People plan their vacations and trips in a variety of ways. Some are travel agent planners, who book flights, tours, accommodation and transport through a third-party agent who does all the hard work. This method is fantastic because it takes the stress away and means someone else does the grunt work hunting down the best deals. However you are often confined to certain airlines, hotels or tour itineraries that aren’t overly flexible. Also in my experience, travel agents cost more money than if you do it yourself. However I have been pleasantly surprised with this trip – my Mom recommended STA Travel as they do discounts on flights if you are a student and/or under 26 years old. Which means, thanks to my star agent Nicola, that I bought a round the world ticket, flying Chch-Singapore-London-Barcelona-LA-Christchurch all for under NZ$3,000, and on Star Alliance (which means I get airpoints and fingers crossed I will make it to gold status by the end!). However the only thing with STA is that they can’t book air asia or other budget airlines, which means that all the internal flights have to be booked outside a travel agent, to get the cheapest deals.
This leads me to another type of planner – the self-sufficient planner who takes booking into their own hands. This type of planner differs from the third type – the ‘wing-it’ planner (yes, a contradiction in terms!) who books things themselves, but doesn’t really truly “book”. The wing-it planner does exactly that – wings it. Checks into hotels when they arrive to a city, books flights on the day or a few days before once they decide what they want to do. Doesn’t look at or book tours before leaving home. Does things last-minute. Often things work out for wing-it planners, however things only work out if you are ok with winging it and taking things as they come.

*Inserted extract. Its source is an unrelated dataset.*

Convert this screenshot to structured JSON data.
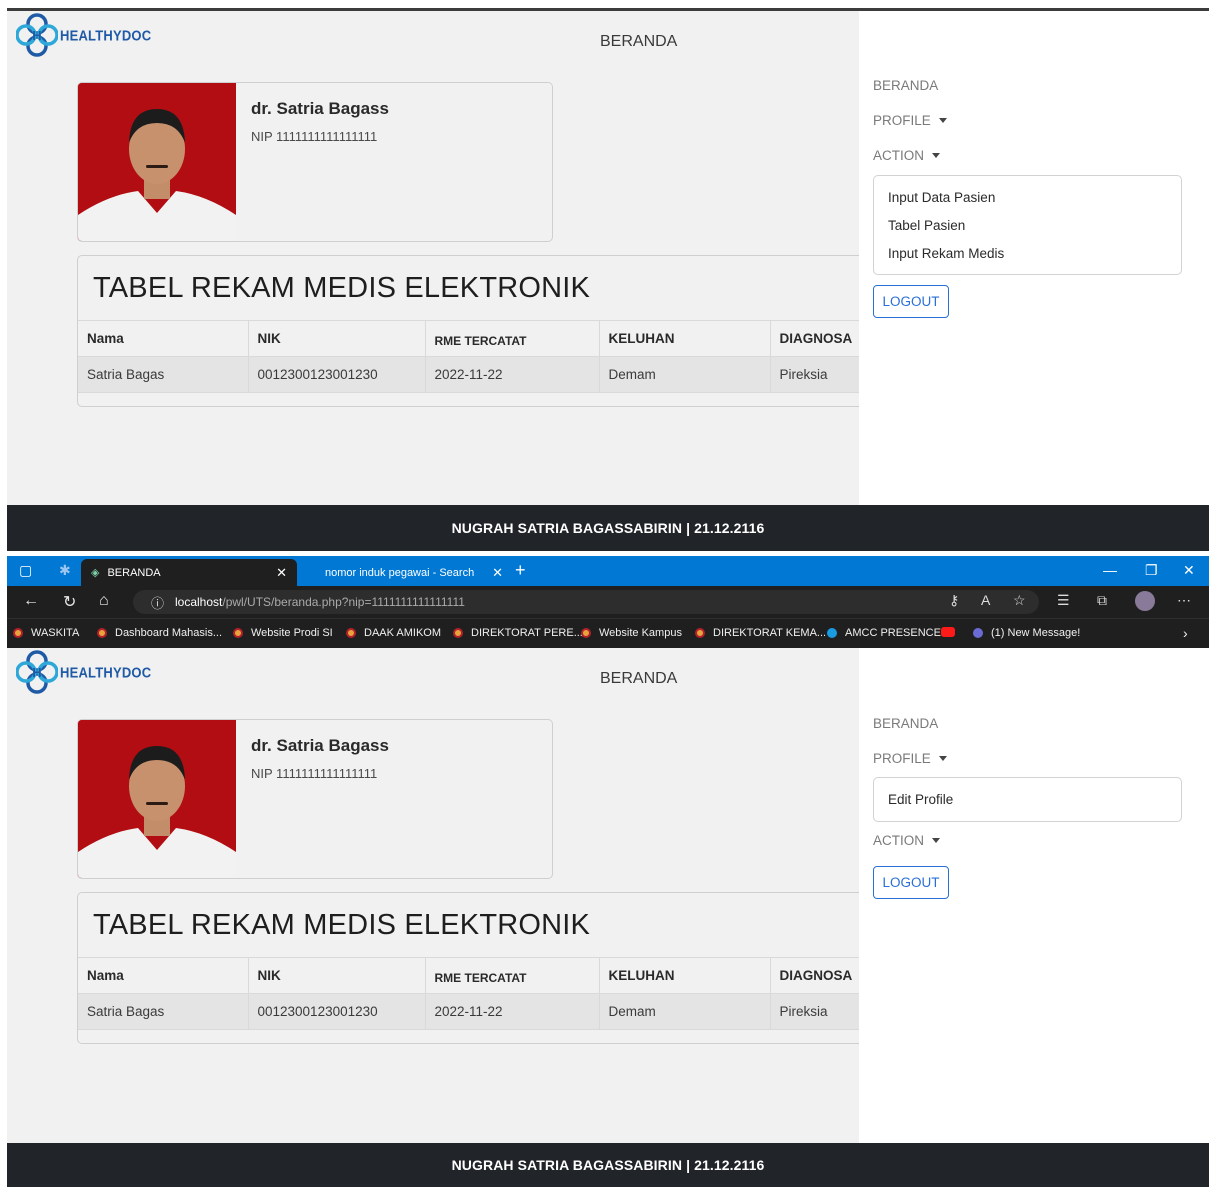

I, am not a wing-it planner. I am an organiser. A micro-manager. I color coördinate and cross-reference my travel guide books. I print out all flight and hotel confirmations, have them in order, tabbed, ready for access. I print out maps, know how to get from the airport to the hotel, and what the check in and check out times are. Although I often book later than I should (when there are only one or two rooms left), I have narrowed my hotel down using Trip Advisor, blogs, lonely planet guides, a variety of booking websites and with knowledge of what the pros and cons of the place I decide to stay in. So although I have a friend who recently travelled South East Asia, and bought a tablet so they could book everything when they arrived and book bus tickets etc when there, they blatantly told me that they knew I could not survive like that. I am too much of an organiser. I would not be able to handle flying into a city without a place to stay, and venturing out to find accommodation. I protested, albeit weakly, but then came to the same conclusion that I would not be able to travel like that, no matter how much I think I could.

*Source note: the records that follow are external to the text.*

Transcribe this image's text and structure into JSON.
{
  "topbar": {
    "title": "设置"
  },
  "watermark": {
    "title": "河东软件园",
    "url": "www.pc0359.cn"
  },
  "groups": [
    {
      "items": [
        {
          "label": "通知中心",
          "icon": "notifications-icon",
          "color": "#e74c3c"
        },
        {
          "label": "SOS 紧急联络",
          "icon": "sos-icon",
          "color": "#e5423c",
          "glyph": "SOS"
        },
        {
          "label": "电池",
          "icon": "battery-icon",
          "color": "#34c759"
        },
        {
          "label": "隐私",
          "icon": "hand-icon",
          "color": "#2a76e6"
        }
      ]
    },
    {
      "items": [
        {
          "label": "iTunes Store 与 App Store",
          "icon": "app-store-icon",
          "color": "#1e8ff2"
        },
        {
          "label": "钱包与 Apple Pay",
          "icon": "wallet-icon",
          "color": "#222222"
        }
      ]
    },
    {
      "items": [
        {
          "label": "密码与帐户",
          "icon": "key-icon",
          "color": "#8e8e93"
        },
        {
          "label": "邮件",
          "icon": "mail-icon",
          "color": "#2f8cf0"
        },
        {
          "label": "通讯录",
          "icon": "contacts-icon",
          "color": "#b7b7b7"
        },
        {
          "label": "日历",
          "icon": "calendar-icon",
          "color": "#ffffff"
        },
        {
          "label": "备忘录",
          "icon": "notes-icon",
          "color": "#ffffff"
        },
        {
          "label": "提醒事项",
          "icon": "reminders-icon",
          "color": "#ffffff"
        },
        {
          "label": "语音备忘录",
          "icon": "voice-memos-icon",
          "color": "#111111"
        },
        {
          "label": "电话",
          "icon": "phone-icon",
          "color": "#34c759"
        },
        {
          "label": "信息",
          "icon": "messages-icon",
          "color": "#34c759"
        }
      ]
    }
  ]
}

But is this a bad thing?
I justify my extreme organisation on the fact that when I am overseas, I have a limited amount of time, and I therefore want to take full advantage of my time there. I want a place to stay so I don’t waste time looking for hotels and bargaining to get a good rate. I want to know the attractions so I know a rough idea of what to do each day, and what is close to one another so I don’t miss out. I also want to know how to get around, so I am not taken advantage of, and know the best and most efficient way, especially when buses or trains are involved, and can truly enjoy the trip as stress-free as possible.
An example of when I tried being a wing-it planner ended fine, but only thanks to my travel companion calming me, telling me things would be fine, and pure luck. We were in Chamonix trying to get to Geneva for a flight that afternoon. We hadn’t booked shuttles in advance, because I figured we would book them when we arrived, and get the best price and best company. We forgot, and then the night before we went to happy hour at 3pm and by the time we left, the tourist office had shut. 7am the next morning, I called every single shuttle company. No one could take us in a shared shuttle. We were looking at 150 euro for a private taxi. But a lot of googling found that a bus did the same route, and whilst I had a bit of a meltdown, Andy got his cold-weather gear on, ventured into the snow and bought us two tickets at the train station 10 minutes walk away. Crisis averted.
The bus actually ended up being better – it was a double-decker bus, with about 10 travellers (taking up around 80 seats). We had a view, comfort, and were able to relax and take in the last of the snow before returning to summer in the southern hemisphere. And we arrived at the airport 4 hours early, plenty of time to check in and endure the chaos that is Easy Jet on a Sunday. But that is in itself another story.
But what about you? Are you one of the three travellers or planners I mention above? Do you organise like me, or are you more easy-going and casual when it comes to plans. Or are you a fourth type?